14. wade1968 (Posts: 224; Member since: 12 Apr 2010)
I think if people went to using just the phones standard built in OS that they use most and turn off all the rest. their phones would last longer and cell providers systems would't not break down so much.
17. remixfa (Posts: 13901; Member since: 19 Dec 2008)
ATT breaks down because of network clogging on its data signal. The "amount" of phones that have data capabilities dont do this, just actual use. So the sad fact is that even with this data showing most people barely use their phones... ATT cant handle it. They'd probably collapse if everyone used their phone to its potential.
19. ilia1986 (unregistered)
Yeah.. but correct me if I'm wrong - if I live in the US, and order an Sim-unlocked iPhone from Europe - and then put inside a Verizon Sim card - it should work just fine. Unless Apple specifically blocked VZN on the iPhone. I mean - afaik both VZN and AT&T use the same type of network - the GSM. I'm just curious about this whole iPhone = AT&T stuff.
20. athiel021 (Posts: 33; Member since: 10 Aug 2009)
This would work...if Verizon was a GSM based company. As it is, it's a CDMA company, so no doesn't use SIM cards. Now someone could (and people *do* pretty frequently) use an unlocked iPhone on T-Mobile's network. Another point is that in America, CDMA offers much more coverage than GSM, hence why so many people are ticked that it's on AT&T's network.
22. ilia1986 (unregistered)
Oh... so the VZN is the CDMA carrier.. I thought it's actually the other way around. Well if the CDMA network is successful there, it definitely a good thing. Here in Israel we had a CDMA network several years ago - and it was horrible. Hopefully mass deployment of 4G network antennas is just around the corner..
26. wade1968 (Posts: 224; Member since: 12 Apr 2010)
cdma 1 tower, to do what 3 gsm towers do. newer isn't always better.
21. *HOVA* (Posts: 564; Member since: 11 Dec 2008)
Kudos to an article with well thought, non-biased comments. I wish they all were like this.
23. lordchu (Posts: 2; Member since: 13 Jul 2010)
It would seem everyone posting here uses a smartphone for more than just phone calls.
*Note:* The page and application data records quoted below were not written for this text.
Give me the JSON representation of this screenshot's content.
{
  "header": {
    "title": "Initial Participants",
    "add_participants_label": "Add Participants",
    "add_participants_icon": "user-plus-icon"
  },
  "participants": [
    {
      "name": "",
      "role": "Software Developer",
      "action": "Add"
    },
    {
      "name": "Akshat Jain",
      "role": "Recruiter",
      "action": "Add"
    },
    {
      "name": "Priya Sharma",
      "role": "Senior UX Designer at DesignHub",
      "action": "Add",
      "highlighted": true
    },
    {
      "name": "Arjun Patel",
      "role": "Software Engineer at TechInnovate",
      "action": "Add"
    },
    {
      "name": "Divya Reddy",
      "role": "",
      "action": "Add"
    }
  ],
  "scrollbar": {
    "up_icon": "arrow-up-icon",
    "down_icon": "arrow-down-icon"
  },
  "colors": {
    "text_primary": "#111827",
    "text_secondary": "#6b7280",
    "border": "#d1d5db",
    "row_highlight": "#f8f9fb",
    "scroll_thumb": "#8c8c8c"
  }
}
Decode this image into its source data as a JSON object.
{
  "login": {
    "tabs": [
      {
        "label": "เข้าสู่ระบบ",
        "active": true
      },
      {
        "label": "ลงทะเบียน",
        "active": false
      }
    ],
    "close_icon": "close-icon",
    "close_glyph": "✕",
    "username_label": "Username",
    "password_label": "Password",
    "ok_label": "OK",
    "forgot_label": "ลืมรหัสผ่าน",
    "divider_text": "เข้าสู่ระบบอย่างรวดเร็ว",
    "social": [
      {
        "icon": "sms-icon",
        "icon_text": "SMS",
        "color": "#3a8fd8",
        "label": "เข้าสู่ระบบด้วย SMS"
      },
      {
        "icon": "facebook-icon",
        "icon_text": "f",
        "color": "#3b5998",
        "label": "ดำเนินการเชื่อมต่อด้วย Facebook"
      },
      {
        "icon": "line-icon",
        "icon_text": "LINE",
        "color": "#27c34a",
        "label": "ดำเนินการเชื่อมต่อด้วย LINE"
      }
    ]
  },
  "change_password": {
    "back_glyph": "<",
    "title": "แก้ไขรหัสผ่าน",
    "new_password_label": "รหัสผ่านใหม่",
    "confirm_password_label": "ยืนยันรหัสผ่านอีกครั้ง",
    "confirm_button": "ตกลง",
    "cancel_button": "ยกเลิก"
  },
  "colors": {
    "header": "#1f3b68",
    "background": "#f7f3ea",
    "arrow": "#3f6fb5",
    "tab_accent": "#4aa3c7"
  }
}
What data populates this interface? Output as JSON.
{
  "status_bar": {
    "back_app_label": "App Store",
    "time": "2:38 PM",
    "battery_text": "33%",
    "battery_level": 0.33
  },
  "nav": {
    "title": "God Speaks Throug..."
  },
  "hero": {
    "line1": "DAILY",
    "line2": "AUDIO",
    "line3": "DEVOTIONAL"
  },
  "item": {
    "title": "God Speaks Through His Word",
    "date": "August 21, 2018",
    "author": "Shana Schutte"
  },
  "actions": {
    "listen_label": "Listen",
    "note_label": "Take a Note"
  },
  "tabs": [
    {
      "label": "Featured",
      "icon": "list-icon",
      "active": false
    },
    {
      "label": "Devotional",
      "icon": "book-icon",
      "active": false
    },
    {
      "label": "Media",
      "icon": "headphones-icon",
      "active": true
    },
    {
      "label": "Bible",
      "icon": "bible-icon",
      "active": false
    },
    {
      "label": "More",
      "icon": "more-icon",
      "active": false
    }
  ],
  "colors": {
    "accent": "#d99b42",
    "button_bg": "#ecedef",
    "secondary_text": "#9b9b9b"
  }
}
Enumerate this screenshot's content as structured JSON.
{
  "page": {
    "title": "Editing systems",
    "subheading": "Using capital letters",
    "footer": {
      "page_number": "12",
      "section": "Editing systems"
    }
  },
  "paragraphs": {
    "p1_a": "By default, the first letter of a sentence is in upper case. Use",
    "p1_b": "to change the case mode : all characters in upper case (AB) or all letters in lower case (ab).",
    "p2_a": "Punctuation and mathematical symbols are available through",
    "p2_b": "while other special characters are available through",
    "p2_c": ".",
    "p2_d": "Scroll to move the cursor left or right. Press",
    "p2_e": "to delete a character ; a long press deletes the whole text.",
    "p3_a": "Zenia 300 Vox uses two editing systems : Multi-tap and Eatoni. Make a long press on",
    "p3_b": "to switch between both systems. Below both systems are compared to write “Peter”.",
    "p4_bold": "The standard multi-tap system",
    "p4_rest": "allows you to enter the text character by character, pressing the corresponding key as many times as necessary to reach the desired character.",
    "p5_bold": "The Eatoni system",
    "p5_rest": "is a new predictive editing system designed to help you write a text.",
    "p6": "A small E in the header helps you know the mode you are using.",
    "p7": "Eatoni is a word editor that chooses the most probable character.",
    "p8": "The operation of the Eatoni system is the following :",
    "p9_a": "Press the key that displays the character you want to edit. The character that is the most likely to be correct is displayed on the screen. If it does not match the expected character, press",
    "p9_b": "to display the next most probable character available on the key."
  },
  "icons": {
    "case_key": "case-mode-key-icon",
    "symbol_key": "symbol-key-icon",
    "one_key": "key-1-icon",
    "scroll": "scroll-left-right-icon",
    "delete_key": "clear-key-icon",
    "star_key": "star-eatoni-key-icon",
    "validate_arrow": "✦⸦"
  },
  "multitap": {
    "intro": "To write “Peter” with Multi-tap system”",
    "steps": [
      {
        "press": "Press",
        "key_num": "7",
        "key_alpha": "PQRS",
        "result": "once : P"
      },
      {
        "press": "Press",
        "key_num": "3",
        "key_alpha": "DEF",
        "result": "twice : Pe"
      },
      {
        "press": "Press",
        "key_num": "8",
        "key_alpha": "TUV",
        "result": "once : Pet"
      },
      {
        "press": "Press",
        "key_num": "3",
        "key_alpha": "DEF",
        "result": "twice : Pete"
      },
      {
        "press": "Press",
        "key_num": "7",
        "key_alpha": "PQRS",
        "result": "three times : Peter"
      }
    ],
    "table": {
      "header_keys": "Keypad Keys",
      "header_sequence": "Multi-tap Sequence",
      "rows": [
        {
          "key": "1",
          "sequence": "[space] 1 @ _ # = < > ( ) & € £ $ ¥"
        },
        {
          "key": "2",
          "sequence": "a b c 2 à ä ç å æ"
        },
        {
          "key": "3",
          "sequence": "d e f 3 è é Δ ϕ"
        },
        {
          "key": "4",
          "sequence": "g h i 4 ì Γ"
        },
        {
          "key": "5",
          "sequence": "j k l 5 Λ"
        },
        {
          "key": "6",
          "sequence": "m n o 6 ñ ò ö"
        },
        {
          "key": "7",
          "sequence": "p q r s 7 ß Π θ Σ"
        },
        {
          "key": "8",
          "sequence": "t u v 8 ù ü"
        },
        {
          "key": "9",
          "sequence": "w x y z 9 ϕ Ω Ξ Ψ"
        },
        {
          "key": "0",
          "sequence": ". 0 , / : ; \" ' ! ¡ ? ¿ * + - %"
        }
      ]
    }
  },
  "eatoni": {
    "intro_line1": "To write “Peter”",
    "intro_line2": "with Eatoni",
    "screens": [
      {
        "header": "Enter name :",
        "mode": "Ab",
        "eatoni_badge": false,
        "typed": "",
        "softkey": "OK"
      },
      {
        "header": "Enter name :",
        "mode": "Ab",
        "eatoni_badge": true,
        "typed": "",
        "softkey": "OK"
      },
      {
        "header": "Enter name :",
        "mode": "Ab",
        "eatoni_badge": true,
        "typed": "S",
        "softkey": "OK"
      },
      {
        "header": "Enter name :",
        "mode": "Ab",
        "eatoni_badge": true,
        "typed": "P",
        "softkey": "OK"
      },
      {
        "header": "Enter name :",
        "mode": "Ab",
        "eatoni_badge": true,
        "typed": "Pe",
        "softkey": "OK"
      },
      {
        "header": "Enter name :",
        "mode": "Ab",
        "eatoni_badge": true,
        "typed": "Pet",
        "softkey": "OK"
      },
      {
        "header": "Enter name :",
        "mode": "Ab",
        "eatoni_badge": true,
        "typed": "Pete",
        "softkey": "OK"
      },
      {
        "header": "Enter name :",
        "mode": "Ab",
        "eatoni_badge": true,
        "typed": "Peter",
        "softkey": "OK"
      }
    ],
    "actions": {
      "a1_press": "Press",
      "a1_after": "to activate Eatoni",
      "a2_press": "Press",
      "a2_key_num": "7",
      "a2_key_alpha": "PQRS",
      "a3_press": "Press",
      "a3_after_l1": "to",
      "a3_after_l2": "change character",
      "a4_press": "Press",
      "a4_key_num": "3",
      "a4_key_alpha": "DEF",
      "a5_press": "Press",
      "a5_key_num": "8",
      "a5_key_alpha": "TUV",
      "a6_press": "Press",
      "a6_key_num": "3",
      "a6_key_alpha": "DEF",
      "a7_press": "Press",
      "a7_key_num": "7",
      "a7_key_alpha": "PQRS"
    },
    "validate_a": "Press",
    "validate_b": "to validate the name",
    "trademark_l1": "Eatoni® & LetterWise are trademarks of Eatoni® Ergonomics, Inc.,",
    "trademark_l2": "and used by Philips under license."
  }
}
What if we help educate others by listing one thing we use a a smartphone for beyond calls? I'll start with non-connectivity related functions and say: Taking notes for future reference, whether a phone number, or a note while ona call, or some weblink I want to check out later.
25. ilia1986 (unregistered)
Umm.. sorry to cut you there lord, but an old nokia 3120 could do that as well.. and that was certainly not a smartphone. Your suggestion is, however, very good and relevant. I think that the best way to educate people on the actual usage of smartphones - would be to show them a place where one can download so many free (and paid) apps that it would take years just to see all of this content. Thats right. I'm talking about the Apple appstore and the Android market. It's like showing someone who was living under a rock his entire life - the glory of a huge modern shopping mall.